S-36 off Tsingtao (Qindao), China, circa 1927. She is displaying yet another of the many methods of displaying the boat's name. The aft end of the conning tower fairwater has been raised from her as-built configuration. This area contained an access hatch to the after battery compartment and a ventilation intake. It was found to be too low and it frequently shipped water in even a moderate sea. This part of the fairwater was raised to the height shown here within one to two years of commissioning. On the far left it can be seen that the aft end of the superstructure skeg has been cut away. It was found that this area had been lightly built and it was rather narrow, making proper maintenance very difficult. It suffered badly from saltwater induced corrosion, sometimes to the point of being structurally unsound. In most cases it was removed, leaving the "stubby" look shown here. This was only the superstructure. The pressure hull, along with the rudders, propellers, and diving planes remained out of view below the water.

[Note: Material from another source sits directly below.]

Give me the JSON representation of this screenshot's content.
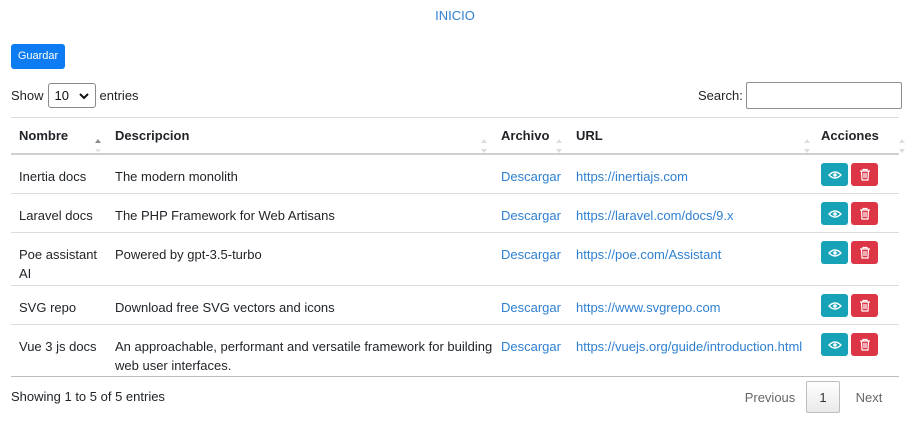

S-37 off Tsingtao, China, getting ready to moor to the submarine tender USS Canopus (AS-9). Another unidentified S-boat is in the background. S-37's gun is pointed to port and skyward, and her torpedo loading derrick is assembled and in place, indicating that the boat is returning from a torpedo firing exercise. In the upper left you can see that there is a gap in the superstructure, with the rudder just visible in the boat's wake. The skeg has been cut away similar to the S-36 above.
S-38 shown under construction at the Bethlehem San Francisco yard, March 29, 1923. S-38 was one of the boats built on the west coast that had the engine rebuilds done there. Electric Boat sent a team of engineers to San Francisco along with a train car full of parts to do the rebuilds. This accounts for the rather late date of this photo. Note the long superstructure skeg at her stern, tapering gently down to the rudder. This is the original design, which proved to be lightly built and prone to severe corrosion. A portion of it was later removed on all of the EB design boats.
S-39 making a surface run off Tsingtao (now Qingdao), China, June 13, 1930. The after end of the conning tower fairwater has been raised, and the superstructure skeg has been cut away. The rudder can just be seen right at the waterline on the far left. The pressure hull around the motor room is underwater in this view, between the end of the superstructure and the rudder. S-39 has yet to receive the safety upgrades mandated after the S-4 disaster of 1927.
S-40 on a calm sea, perhaps preparing to moor to a tender. The location is unknown, but is likely during her service with the Asiatic Fleet. Photo date is approximately 1925. She is sporting yet another variation in how her name is displayed, this time with the "40" painted prominently on the aft superstructure skeg.
S-41 is shown here in Asiatic waters, circa 1939-1940. By this time she had been painted in the standard flat black, a scheme that the Navy adopted for all submarines in 1935. She has only her hull number, 146, displayed. This was also part of a standardization effort, intended to do away with all of the topside naming variations that had persisted through the 1920's and 1930's.